'We're Bringing Education Back': Takeaways From The Election Here's a look at how the midterms changed a key component of education policy: state government.

'We're Bringing Education Back': Takeaways From The Election

LA Johnson/NPR
The midterm elections were on Tuesday, Nov. 6.
LA Johnson/NPR

Hello! We know there's a lot of news out there, but we're bringing you an education-centric take on the midterms, with big results in some key states.


Arizona is one of five states that saw teacher walkouts this past spring. After a grassroots group of public school supporters put it on the ballot, what would have been the nation's broadest school voucher expansion was overturned Tuesday 2-to-1 by popular referendum.

Arizona has been considered a model state by school choice advocates, so the rebuke is a notable shift.

Republican Doug Ducey, a school choice advocate, retained the governorship. He helped end the walkout with a pledge to boost educators' salaries by 20 percent by 2020. But Ducey has also promised a tax cut, so it's unclear where the money will come from.


Another teacher walkout state; still, voters nixed a $1.6 billion tax hike for public education.

Jared Polis, the new Democratic governor, founded two charter schools. He's proposed the that Colorado needs to "end decades of shameful underinvestment in our public schools" and wants to stabilize and equalize school funding in the state.

Polis, who has two children with his partner, is also the country's first openly gay governor.


Jahana Hayes, the 2016 National Teacher of the Year, became the first black woman to represent the Nutmeg State in Congress. "This history teacher is making history," she told reporters on Tuesday.


Democrat J.B. Pritzker, a wealthy venture capitalist, won a resounding 15-point victory over incumbent Republican Bruce Rauner. Pritzker's resume includes philanthropic support of early education, like the First Five Years Fund.

Rauner was an original plaintiff in the Supreme Court case Janus v. AFSCME, which dealt a heavy blow to public employee unions.

He also took heat from teacher unions for his support of school choice and for relaxing teacher certification rules to address a teacher shortage.

Education is a big ongoing political issue here; a new school funding formula is intended to direct more money to poor districts.


The State Supreme Court says school funding in Kansas is unconstitutionally "inadequate." A school shut down is possible if the legislature can't agree on a fix.

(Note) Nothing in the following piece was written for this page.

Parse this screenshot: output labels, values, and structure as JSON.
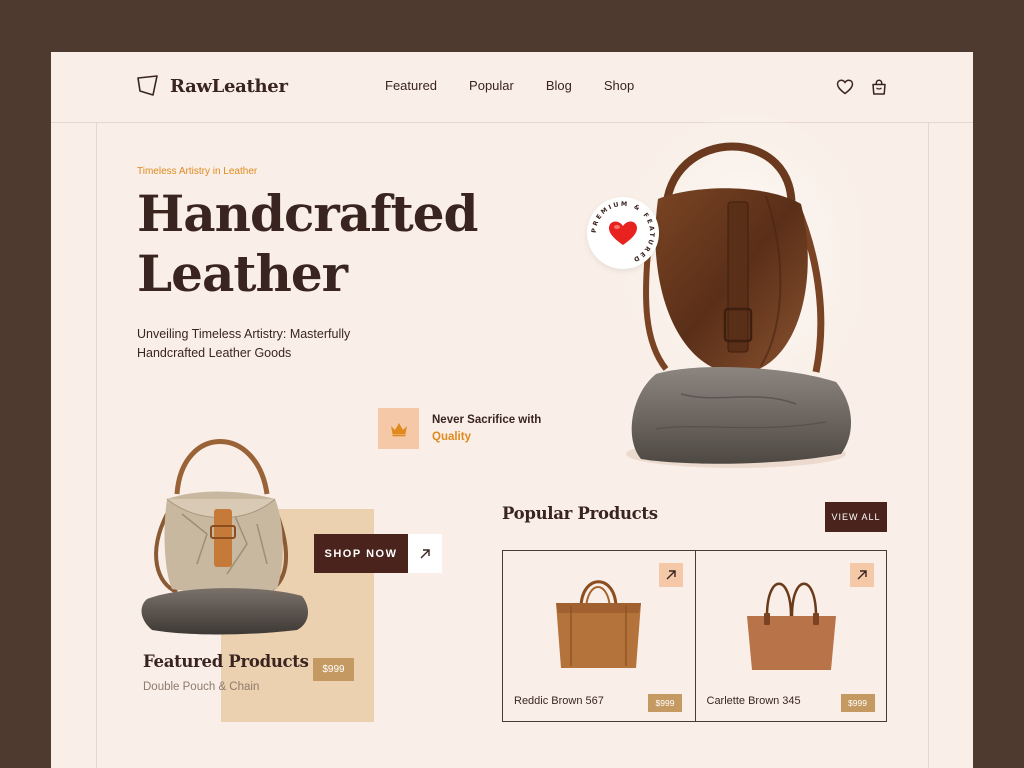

During the campaign, Democrat Laura Kelly dubbed herself the "education governor." Gov. Kelly now says she will work to ensure that schools are fully funded.


Half a billion dollars' worth of gambling money is headed for Maryland public schools. The ballot measure passed by almost 90 percent.


Democrat Gretchen Whitmer, a teacher union member with children in public schools, is moving to the governor's residence here.

American Federation of Teachers President Randi Weingarten said in a a statement: "Gretchen Whitmer walks the walk for kids, for teachers and for working families because she's one of us." All of this in Education Secretary Betsy DeVos's home state, where the Republican DeVos family has spent millions of dollars in support of school choice.

On Whitmer's docket is expanding access to pre-K and rebuilding Detroit's public schools.

New Jersey

A half-billion chunk of change via bonds will go toward vocational, career and technical education, as well as school water infrastructure and school security.

New Mexico

Democratic Governor-elect Michelle Lujan Grisham campaigned on remaking the school accountability system and ditching the state PARCC test in favor of less testing time.

She backed more money for teachers, more preK and career education, more attention to Native education, and promised to improve the state's high school graduation rate, currently in 49th place. School funding bond issues passed here Tuesday as well.


In another walkout state, Republican Kevin Stitt, who painted himself as a friend to schools and promised a bump in teacher pay in the next year's budget, won the governorship.


The state's Superintendent of Public Instruction, Democrat Tony Evers, beat incumbent Scott Walker, attacking him for weakening public sector unions and cutting K12 and higher ed budgets. Evers' schools agenda is to restore investment across the board.

His running mate, former state Rep. Mandela Barnes, told the crowd on election night: "We are bringing education back to the state of Wisconsin."